That's what baseball does to its best, most diverse talent. Imagine how beloved but overtly emotional players in other leagues — think the NFL's Odell Beckham Jr. or the NBA's Draymond Green — would fare within MLB's stringent confines.
Meanwhile, the Institute for Diversity and Ethics in Sport found that 42.5 percent of all players on rosters on Opening Day 2017 were people of color — an all-time high for player diversity. But there was one glaring asterisk: The number of African-American players was at an all-time low of just 7.7 percent.
The Society for American Baseball Research found that the black participation in Major League Baseball hit its peak back in 1981, with 18.7 percent. Black participation then fluctuated between 16 and 18 percent until 1997 — when it dropped to 15 percent, and decreased every year until 2008. Black baseball players haven't made up at least 10 percent of the league since 2004. That means that if you're a black baseball fan, it's fairly rare that you see someone who looks like you on a Major League Baseball field.
Black viewers have responded in kind. Per Nielsen ratings released in 2017, the average viewer for a baseball telecast was a 53-year-old white man. Per a 2014 Nielsen report, African-Americans comprised just 9 percent of MLB viewers. Meanwhile, the NBA's TV-viewing audience is 45 percent black.
MLB could make rectifying this a priority in a variety of ways. They could establish more academies near black and brown neighborhoods, or they could work with local Little Leagues to encourage minorities' participation. They could aggressively market their best non-white talent. But that takes time and money, and as retired outfielder Torii Hunter once said, albeit indelicately: "We have a theory that baseball ... had to get some kind of dark faces, so they go to the Dominican [Republic] or Venezuela because you can get them cheaper. It's like, 'Why should I get this kid from the South Side of Chicago and ... pay him $5 million, when you can get a Dominican guy for a bag of chips?'"
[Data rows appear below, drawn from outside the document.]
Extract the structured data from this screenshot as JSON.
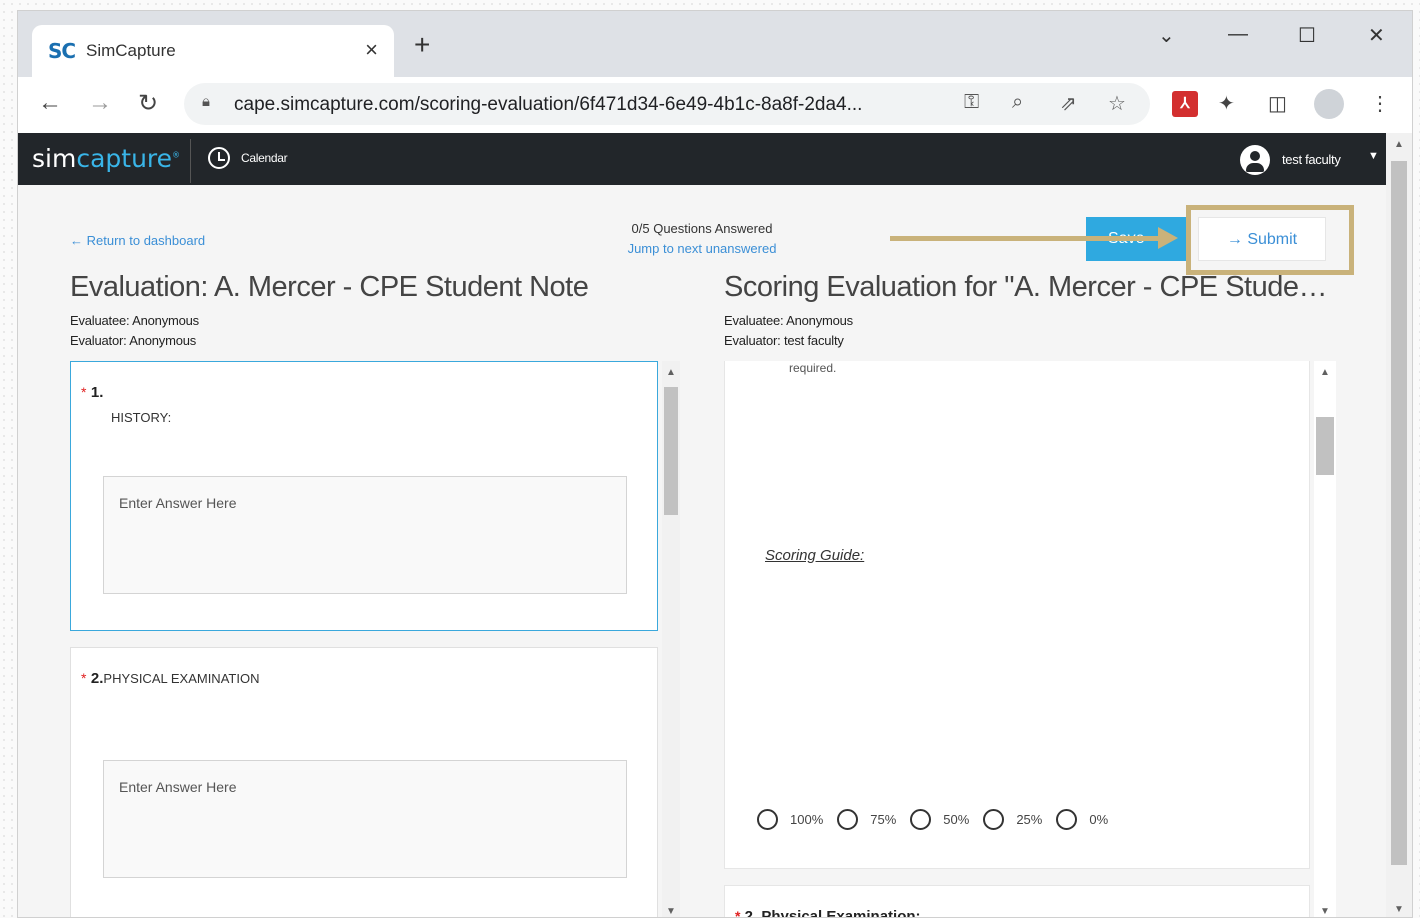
{
  "browser": {
    "tab": {
      "favicon": "SC",
      "title": "SimCapture",
      "close": "×"
    },
    "new_tab": "+",
    "window_controls": {
      "menu": "⌄",
      "minimize": "—",
      "maximize": "☐",
      "close": "✕"
    },
    "url": "cape.simcapture.com/scoring-evaluation/6f471d34-6e49-4b1c-8a8f-2da4..."
  },
  "app": {
    "logo_prefix": "sim",
    "logo_suffix": "capture",
    "logo_mark": "®",
    "nav_calendar": "Calendar",
    "user_name": "test faculty"
  },
  "header": {
    "return_link": "← Return to dashboard",
    "progress": "0/5 Questions Answered",
    "jump_link": "Jump to next unanswered",
    "save_label": "Save",
    "submit_label": "→  Submit"
  },
  "evaluation": {
    "title": "Evaluation: A. Mercer - CPE Student Note",
    "evaluatee": "Evaluatee: Anonymous",
    "evaluator": "Evaluator: Anonymous",
    "questions": [
      {
        "marker": "*",
        "number": "1.",
        "label": "HISTORY:",
        "placeholder": "Enter Answer Here"
      },
      {
        "marker": "*",
        "number": "2.",
        "label": "PHYSICAL EXAMINATION",
        "placeholder": "Enter Answer Here"
      }
    ]
  },
  "scoring": {
    "title": "Scoring Evaluation for \"A. Mercer - CPE Studen...",
    "evaluatee": "Evaluatee: Anonymous",
    "evaluator": "Evaluator: test faculty",
    "fragment": "required.",
    "guide_label": "Scoring Guide:",
    "options": [
      "100%",
      "75%",
      "50%",
      "25%",
      "0%"
    ],
    "next_marker": "*",
    "next_number": "2.",
    "next_title": "Physical Examination:"
  },
  "colors": {
    "accent": "#2fa9e0",
    "link": "#3b8fd6",
    "annotation": "#c9b27a",
    "navbar": "#22262a"
  }
}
If you're not going to invest in black people, why should they invest in you?
Baseball the sport is still great. The amount of young talent in the game right now should keep it healthy for awhile. But baseball the culture has some work to do if it wants to not only attract new fans, but maintain the ones it already has. I've loved baseball since I was a kid, and constantly hearing about its alleged demise hurts. But sometimes I wonder whether it's time to wash my hands of this insular sport for good.
Major League Baseball has no one to blame but itself for this moment. Just like in the United States as a whole, the league is dominated by a white male hierarchy and orthodoxy that grew accustomed to not being challenged. It is a collection of powerful people who would rather bring about their own ruin than adapt or welcome new voices.